CX + Loyalty Strategy

6 Metrics for Measuring Loyalty Program Success

Editor’s note: A more recent post, 4 Ways to Measure the Value of Your Loyalty Program, is a great companion to read with this piece as it showcases how thinking has evolved specific to Loyalty Program design and implementation. Read below to get a sense of what was critical in 2018, and then take a look at the newer post to see how far Loyalty, as a force to drive engagement and growth, has grown!

Brands leverage loyalty programs to drive incremental spend, strengthen competitive advantage, and enhance the customer experience. Within the past year, major brands like Chili’s, Subway, and 7-11 have introduced new or revised programs, demonstrating the important role loyalty plays in business performance.

Brands with loyalty programs benefit greatly from the data collected. To determine the true success of a loyalty program, consider these six metrics.

1. Member Value
If the average lifetime value of loyalty program members exceeds that of non-loyalty customers, it’s fair to say the loyalty program is working as designed.

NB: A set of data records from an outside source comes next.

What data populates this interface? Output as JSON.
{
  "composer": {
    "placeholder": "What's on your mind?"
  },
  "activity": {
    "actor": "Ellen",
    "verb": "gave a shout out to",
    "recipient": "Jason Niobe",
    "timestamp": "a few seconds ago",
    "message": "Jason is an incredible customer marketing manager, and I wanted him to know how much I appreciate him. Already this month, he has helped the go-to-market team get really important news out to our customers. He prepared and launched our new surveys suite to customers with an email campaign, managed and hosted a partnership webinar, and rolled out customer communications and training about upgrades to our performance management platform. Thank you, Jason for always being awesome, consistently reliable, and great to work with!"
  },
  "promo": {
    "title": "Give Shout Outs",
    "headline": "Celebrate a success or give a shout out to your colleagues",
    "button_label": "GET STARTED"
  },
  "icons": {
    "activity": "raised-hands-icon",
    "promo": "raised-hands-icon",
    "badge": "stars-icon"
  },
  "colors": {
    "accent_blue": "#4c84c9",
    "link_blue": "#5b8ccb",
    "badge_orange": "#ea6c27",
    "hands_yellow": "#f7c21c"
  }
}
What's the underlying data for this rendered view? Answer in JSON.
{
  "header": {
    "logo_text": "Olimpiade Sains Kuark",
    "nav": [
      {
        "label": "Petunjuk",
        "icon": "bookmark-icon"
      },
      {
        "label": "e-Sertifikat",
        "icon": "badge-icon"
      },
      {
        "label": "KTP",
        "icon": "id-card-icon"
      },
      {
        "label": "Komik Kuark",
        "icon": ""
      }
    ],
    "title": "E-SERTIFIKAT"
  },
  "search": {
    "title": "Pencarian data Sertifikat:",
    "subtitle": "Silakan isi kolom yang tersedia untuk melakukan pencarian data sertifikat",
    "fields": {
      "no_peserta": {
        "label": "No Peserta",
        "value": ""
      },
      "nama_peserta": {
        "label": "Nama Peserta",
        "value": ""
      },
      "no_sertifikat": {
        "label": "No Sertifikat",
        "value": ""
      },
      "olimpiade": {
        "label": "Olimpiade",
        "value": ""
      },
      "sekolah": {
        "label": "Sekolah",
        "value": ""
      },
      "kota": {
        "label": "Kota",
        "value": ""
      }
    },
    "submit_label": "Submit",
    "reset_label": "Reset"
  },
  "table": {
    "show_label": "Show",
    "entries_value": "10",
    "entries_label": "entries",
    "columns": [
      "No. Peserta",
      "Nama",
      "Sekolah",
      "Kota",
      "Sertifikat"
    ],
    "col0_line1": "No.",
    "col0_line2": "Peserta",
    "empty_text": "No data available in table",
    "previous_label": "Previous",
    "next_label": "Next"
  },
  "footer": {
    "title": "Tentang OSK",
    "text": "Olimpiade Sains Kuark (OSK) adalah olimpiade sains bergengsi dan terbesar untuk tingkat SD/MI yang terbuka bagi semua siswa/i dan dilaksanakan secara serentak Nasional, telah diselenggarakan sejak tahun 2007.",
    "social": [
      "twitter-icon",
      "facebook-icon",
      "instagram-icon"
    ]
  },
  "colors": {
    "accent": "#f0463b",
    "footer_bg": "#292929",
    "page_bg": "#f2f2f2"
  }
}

Higher member value also means the program is worthy of further investment to grow it. A paid search or paid social campaign is one potential way to do that.

2. Share of Sales Transactions on Loyalty
What percentage of your total sales transactions are linked to loyalty program members? More sales transactions connected to loyalty program members means a greater ability to gather customer insights and change behaviors across a larger member base, thereby increasing the return on investment (ROI) of the program.

3. Incremental Sales
Is your loyalty program driving incremental sales? Use randomly selected test and control groups of loyalty members and non-loyalty customers to monitor and track the sales that are truly incremental (would not have occurred if it wasn’t for the loyalty program), as well as the sales that would have occurred anyway.

4. Member Frequency and Spend
Is your loyalty program driving more valuable purchase behaviors from members? Segmenting members into distinct value groups can help quantify and identify those members who are most valuable, have the greatest potential for incremental behaviors, or are at the highest risk of attrition. A traditional recency, frequency, and monetary analysis can pinpoint opportunities for retention, upsell, cross-sell, and stimulation among the different value groups.

5. Loyalty Transactions on Discount
Is your loyalty program using discount offers to drive more profitable behaviors from its members? A loyalty program should not merely be a discount program for heavy-use customers who were going to buy from your brand anyway.

A loyalty program that relies on discount offers must generate incremental sales that underwrite not only the costs of those incremental sales, but also the costs of all discounted sales that would have occurred anyway and yet were unnecessarily discounted.

6. Loyalty Program ROI
Considering the resources and expenses required to operate and maintain a loyalty program, company executives will want the return to exceed the cost. Your loyalty program has to create shareholder value or it’s not making a positive enough impact on the business and should be discontinued.

Benchmarks like average cost of capital and positive lifts over control groups work great and reflect the unique nature and needs of your company’s business. The very essence of any loyalty program is about enhancing customer retention, and gradually winning away sales and profits from competitors.

A version of this article originally appeared in QSR.

By Mike Bradley

Mike is a data-driven, results-oriented marketing practitioner with deep experience activating highly successful relationship-marketing initiatives.